(WORK INSTRUCTIONS)
Please write out the entire listing below exactly, excluding its pictures.

....

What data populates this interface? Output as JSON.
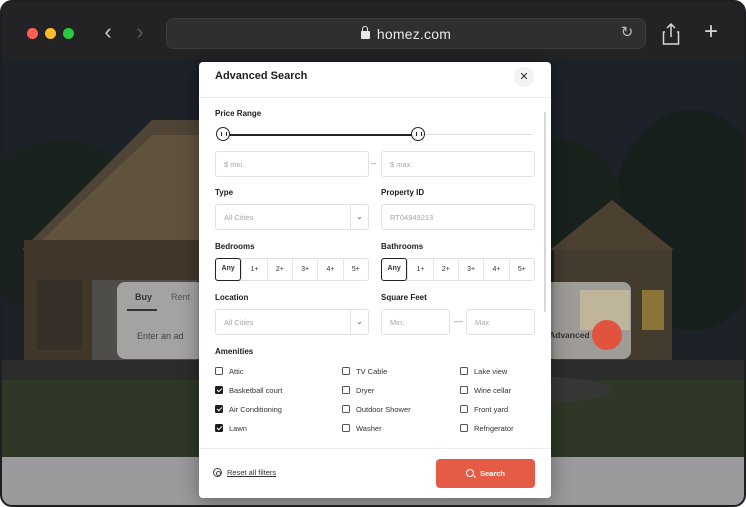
{
  "browser": {
    "url": "homez.com",
    "colors": {
      "close": "#ff5f57",
      "minimize": "#febc2e",
      "maximize": "#28c840"
    }
  },
  "background_search": {
    "tabs": [
      "Buy",
      "Rent"
    ],
    "input_placeholder": "Enter an ad",
    "advanced_label": "Advanced"
  },
  "modal": {
    "title": "Advanced Search",
    "price_range": {
      "label": "Price Range",
      "min_placeholder": "$ min.",
      "max_placeholder": "$ max.",
      "separator": "–"
    },
    "type": {
      "label": "Type",
      "value": "All Cities"
    },
    "property_id": {
      "label": "Property ID",
      "placeholder": "RT04949213"
    },
    "bedrooms": {
      "label": "Bedrooms",
      "options": [
        "Any",
        "1+",
        "2+",
        "3+",
        "4+",
        "5+"
      ],
      "selected": "Any"
    },
    "bathrooms": {
      "label": "Bathrooms",
      "options": [
        "Any",
        "1+",
        "2+",
        "3+",
        "4+",
        "5+"
      ],
      "selected": "Any"
    },
    "location": {
      "label": "Location",
      "value": "All Cities"
    },
    "square_feet": {
      "label": "Square Feet",
      "min_placeholder": "Min.",
      "max_placeholder": "Max",
      "separator": "—"
    },
    "amenities": {
      "label": "Amenities",
      "items": [
        {
          "label": "Attic",
          "checked": false
        },
        {
          "label": "Basketball court",
          "checked": true
        },
        {
          "label": "Air Conditioning",
          "checked": true
        },
        {
          "label": "Lawn",
          "checked": true
        },
        {
          "label": "TV Cable",
          "checked": false
        },
        {
          "label": "Dryer",
          "checked": false
        },
        {
          "label": "Outdoor Shower",
          "checked": false
        },
        {
          "label": "Washer",
          "checked": false
        },
        {
          "label": "Lake view",
          "checked": false
        },
        {
          "label": "Wine cellar",
          "checked": false
        },
        {
          "label": "Front yard",
          "checked": false
        },
        {
          "label": "Refrigerator",
          "checked": false
        }
      ]
    },
    "footer": {
      "reset_label": "Reset all filters",
      "search_label": "Search"
    },
    "accent_color": "#e65b45"
  }
}
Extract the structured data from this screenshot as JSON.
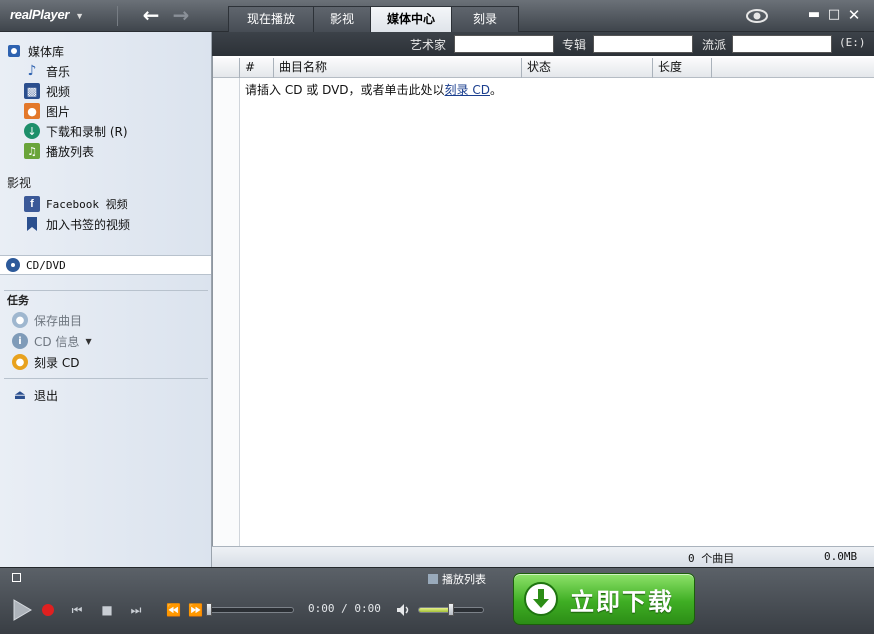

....

(PROBLEM SOLUTION)
What data populates this interface? Output as JSON.
{
  "browser": {
    "url": "homez.com",
    "colors": {
      "close": "#ff5f57",
      "minimize": "#febc2e",
      "maximize": "#28c840"
    }
  },
  "background_search": {
    "tabs": [
      "Buy",
      "Rent"
    ],
    "input_placeholder": "Enter an ad",
    "advanced_label": "Advanced"
  },
  "modal": {
    "title": "Advanced Search",
    "price_range": {
      "label": "Price Range",
      "min_placeholder": "$ min.",
      "max_placeholder": "$ max.",
      "separator": "–"
    },
    "type": {
      "label": "Type",
      "value": "All Cities"
    },
    "property_id": {
      "label": "Property ID",
      "placeholder": "RT04949213"
    },
    "bedrooms": {
      "label": "Bedrooms",
      "options": [
        "Any",
        "1+",
        "2+",
        "3+",
        "4+",
        "5+"
      ],
      "selected": "Any"
    },
    "bathrooms": {
      "label": "Bathrooms",
      "options": [
        "Any",
        "1+",
        "2+",
        "3+",
        "4+",
        "5+"
      ],
      "selected": "Any"
    },
    "location": {
      "label": "Location",
      "value": "All Cities"
    },
    "square_feet": {
      "label": "Square Feet",
      "min_placeholder": "Min.",
      "max_placeholder": "Max",
      "separator": "—"
    },
    "amenities": {
      "label": "Amenities",
      "items": [
        {
          "label": "Attic",
          "checked": false
        },
        {
          "label": "Basketball court",
          "checked": true
        },
        {
          "label": "Air Conditioning",
          "checked": true
        },
        {
          "label": "Lawn",
          "checked": true
        },
        {
          "label": "TV Cable",
          "checked": false
        },
        {
          "label": "Dryer",
          "checked": false
        },
        {
          "label": "Outdoor Shower",
          "checked": false
        },
        {
          "label": "Washer",
          "checked": false
        },
        {
          "label": "Lake view",
          "checked": false
        },
        {
          "label": "Wine cellar",
          "checked": false
        },
        {
          "label": "Front yard",
          "checked": false
        },
        {
          "label": "Refrigerator",
          "checked": false
        }
      ]
    },
    "footer": {
      "reset_label": "Reset all filters",
      "search_label": "Search"
    },
    "accent_color": "#e65b45"
  }
}
Extract the structured data from this screenshot as JSON.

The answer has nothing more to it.